### Your task
Copy each line of the data below with the word "from".

### Material provided
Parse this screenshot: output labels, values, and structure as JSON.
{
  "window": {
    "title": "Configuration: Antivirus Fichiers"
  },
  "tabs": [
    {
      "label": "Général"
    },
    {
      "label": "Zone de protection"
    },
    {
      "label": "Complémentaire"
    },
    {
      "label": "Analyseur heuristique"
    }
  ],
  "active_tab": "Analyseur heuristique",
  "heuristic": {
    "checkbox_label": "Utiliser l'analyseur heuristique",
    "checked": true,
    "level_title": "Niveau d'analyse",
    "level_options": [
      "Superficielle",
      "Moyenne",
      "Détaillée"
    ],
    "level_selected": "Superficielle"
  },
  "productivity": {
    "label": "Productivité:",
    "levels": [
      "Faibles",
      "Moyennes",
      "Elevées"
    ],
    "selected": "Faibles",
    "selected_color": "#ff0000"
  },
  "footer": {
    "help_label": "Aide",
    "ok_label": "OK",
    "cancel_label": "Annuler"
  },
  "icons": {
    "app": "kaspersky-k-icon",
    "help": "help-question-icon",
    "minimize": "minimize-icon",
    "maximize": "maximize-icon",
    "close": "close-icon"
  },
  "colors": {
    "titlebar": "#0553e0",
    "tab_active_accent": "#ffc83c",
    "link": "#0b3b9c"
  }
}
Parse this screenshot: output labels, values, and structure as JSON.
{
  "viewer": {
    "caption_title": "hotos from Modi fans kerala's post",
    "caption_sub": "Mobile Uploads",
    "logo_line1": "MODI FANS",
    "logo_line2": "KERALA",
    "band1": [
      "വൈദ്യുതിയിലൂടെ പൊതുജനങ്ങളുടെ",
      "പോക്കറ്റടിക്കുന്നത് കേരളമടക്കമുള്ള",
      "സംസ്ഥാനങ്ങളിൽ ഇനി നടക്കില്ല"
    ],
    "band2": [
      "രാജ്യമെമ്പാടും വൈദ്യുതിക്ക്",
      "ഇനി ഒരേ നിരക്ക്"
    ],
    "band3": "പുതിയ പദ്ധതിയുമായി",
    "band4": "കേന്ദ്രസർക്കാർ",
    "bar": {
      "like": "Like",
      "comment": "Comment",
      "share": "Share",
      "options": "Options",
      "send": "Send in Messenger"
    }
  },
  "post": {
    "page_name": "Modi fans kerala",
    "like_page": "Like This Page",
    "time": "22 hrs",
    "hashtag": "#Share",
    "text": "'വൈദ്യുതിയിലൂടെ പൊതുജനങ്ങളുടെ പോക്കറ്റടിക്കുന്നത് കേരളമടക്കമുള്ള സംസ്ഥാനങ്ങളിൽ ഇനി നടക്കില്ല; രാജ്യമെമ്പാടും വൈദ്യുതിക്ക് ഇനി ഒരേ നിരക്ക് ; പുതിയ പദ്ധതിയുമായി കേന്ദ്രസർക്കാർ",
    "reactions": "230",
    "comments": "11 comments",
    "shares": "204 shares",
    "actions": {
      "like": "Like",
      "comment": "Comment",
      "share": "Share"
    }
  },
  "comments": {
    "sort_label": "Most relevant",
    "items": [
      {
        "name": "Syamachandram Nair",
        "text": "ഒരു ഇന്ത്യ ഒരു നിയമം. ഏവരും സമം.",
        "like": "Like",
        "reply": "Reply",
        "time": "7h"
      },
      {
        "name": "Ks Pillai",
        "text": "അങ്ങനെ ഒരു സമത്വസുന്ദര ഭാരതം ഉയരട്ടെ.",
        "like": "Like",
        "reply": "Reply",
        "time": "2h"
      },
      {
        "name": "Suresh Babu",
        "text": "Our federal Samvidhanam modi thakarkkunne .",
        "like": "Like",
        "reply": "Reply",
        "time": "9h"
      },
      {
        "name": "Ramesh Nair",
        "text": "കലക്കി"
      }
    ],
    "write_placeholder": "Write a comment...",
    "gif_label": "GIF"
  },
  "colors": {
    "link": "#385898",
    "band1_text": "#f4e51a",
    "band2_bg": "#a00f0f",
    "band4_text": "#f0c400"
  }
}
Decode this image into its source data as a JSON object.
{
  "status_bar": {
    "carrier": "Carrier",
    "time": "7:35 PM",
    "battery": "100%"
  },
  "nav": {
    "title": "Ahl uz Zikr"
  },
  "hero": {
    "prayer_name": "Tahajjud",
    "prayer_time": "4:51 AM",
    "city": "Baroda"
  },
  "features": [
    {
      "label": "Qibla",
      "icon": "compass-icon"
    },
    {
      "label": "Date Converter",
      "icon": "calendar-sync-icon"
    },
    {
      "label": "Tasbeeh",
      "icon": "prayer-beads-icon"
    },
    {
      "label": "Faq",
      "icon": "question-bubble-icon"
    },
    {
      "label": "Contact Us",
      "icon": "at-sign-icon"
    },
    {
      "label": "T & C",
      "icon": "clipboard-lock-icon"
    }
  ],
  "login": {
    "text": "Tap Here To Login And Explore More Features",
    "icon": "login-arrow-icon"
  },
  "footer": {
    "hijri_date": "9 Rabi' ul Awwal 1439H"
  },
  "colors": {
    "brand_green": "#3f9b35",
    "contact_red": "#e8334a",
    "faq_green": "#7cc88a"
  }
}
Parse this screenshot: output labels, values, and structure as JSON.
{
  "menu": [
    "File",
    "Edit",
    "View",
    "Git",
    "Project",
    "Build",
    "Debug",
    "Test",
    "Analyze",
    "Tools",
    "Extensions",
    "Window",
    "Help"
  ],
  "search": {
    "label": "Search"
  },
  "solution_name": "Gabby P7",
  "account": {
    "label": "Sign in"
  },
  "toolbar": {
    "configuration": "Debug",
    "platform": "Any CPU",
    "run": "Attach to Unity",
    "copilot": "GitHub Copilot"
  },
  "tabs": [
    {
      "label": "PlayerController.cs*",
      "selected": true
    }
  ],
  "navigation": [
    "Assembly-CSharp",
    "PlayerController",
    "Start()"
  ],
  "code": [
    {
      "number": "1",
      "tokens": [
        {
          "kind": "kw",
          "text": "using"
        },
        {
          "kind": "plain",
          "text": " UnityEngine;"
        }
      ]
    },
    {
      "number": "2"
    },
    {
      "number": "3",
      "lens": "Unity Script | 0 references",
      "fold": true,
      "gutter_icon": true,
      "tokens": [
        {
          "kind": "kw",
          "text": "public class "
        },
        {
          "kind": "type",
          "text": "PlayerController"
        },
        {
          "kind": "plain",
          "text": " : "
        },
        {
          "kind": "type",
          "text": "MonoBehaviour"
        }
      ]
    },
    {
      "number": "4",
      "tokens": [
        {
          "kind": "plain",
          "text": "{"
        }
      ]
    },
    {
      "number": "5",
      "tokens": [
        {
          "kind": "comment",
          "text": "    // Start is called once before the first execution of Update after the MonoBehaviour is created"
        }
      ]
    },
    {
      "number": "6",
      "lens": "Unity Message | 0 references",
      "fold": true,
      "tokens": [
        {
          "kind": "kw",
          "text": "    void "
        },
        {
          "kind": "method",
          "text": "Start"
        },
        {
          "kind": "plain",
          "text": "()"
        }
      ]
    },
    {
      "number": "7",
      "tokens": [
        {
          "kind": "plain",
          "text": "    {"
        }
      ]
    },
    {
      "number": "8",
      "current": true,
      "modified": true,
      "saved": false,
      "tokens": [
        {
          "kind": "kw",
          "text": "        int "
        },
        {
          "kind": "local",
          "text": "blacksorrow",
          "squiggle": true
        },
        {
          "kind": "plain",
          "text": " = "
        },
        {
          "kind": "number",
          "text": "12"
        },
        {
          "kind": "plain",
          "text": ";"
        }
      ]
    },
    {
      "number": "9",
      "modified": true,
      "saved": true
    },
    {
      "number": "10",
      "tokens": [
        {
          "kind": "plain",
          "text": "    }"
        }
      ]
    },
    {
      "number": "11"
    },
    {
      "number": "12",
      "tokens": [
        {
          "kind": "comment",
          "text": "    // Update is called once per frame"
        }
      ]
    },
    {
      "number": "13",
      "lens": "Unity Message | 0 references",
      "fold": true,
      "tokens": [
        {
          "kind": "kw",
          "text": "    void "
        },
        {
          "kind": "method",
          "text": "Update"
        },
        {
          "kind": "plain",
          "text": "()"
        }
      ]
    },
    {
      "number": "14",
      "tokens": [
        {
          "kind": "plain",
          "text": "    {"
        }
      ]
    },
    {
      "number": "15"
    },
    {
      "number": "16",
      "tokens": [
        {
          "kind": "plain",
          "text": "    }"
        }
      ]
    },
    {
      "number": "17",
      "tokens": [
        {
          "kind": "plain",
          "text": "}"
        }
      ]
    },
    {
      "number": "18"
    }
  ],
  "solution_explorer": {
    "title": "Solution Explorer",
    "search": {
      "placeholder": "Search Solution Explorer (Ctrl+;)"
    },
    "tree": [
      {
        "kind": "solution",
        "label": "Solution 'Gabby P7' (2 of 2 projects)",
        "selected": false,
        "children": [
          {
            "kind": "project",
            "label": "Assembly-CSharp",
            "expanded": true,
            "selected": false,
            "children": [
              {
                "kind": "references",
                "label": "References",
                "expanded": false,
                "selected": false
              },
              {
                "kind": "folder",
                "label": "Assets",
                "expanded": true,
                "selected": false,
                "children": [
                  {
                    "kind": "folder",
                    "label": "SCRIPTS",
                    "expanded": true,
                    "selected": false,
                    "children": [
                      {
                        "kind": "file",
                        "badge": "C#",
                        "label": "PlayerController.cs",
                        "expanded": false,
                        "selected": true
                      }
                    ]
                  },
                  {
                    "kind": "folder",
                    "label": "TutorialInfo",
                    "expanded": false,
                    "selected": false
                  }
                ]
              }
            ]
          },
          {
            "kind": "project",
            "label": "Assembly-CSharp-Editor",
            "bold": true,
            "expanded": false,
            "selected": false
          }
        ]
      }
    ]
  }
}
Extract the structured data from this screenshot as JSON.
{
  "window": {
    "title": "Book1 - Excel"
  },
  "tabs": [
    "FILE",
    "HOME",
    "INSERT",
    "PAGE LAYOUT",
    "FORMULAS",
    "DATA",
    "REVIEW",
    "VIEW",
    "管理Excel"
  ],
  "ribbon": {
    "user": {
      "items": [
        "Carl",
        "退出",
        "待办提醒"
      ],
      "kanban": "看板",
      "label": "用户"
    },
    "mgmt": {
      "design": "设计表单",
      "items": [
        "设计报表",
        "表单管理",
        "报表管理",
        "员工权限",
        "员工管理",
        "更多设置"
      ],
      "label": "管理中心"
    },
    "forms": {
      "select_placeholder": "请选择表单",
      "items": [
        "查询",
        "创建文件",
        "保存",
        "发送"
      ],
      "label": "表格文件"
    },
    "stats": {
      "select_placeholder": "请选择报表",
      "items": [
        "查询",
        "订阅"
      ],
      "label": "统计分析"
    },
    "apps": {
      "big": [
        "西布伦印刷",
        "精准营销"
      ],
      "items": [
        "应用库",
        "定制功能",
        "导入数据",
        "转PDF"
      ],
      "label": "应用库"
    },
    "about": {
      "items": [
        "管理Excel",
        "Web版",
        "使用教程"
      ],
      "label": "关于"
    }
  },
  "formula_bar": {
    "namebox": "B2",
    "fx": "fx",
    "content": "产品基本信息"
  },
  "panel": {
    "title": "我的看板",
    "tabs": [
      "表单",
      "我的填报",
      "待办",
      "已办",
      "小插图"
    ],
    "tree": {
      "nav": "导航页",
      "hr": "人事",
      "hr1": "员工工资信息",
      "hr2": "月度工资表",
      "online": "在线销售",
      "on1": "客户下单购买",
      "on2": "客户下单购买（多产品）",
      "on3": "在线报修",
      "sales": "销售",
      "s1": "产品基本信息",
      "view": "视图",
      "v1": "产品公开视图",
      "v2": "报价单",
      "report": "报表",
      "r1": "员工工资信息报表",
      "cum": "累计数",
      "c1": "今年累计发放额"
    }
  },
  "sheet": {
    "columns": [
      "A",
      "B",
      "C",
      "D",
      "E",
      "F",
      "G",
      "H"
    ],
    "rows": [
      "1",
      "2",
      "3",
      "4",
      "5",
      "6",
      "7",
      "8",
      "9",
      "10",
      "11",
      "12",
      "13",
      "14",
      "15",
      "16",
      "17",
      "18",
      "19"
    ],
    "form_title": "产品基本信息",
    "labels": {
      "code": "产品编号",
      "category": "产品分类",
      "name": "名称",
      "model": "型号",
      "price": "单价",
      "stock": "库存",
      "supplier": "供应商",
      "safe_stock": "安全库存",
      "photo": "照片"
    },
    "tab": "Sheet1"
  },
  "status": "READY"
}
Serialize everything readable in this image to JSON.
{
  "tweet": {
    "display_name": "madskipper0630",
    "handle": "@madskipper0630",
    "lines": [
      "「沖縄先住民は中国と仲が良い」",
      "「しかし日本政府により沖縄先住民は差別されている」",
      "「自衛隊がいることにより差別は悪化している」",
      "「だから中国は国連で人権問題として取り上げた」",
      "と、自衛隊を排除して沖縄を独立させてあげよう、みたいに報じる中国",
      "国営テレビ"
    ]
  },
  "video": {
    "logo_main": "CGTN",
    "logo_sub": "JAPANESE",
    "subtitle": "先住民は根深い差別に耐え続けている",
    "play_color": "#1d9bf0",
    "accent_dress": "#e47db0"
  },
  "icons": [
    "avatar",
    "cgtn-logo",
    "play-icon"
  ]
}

### Response to this task
    "caption_title": "hotos from Modi fans kerala's post",
Extract the structured data from this screenshot as JSON.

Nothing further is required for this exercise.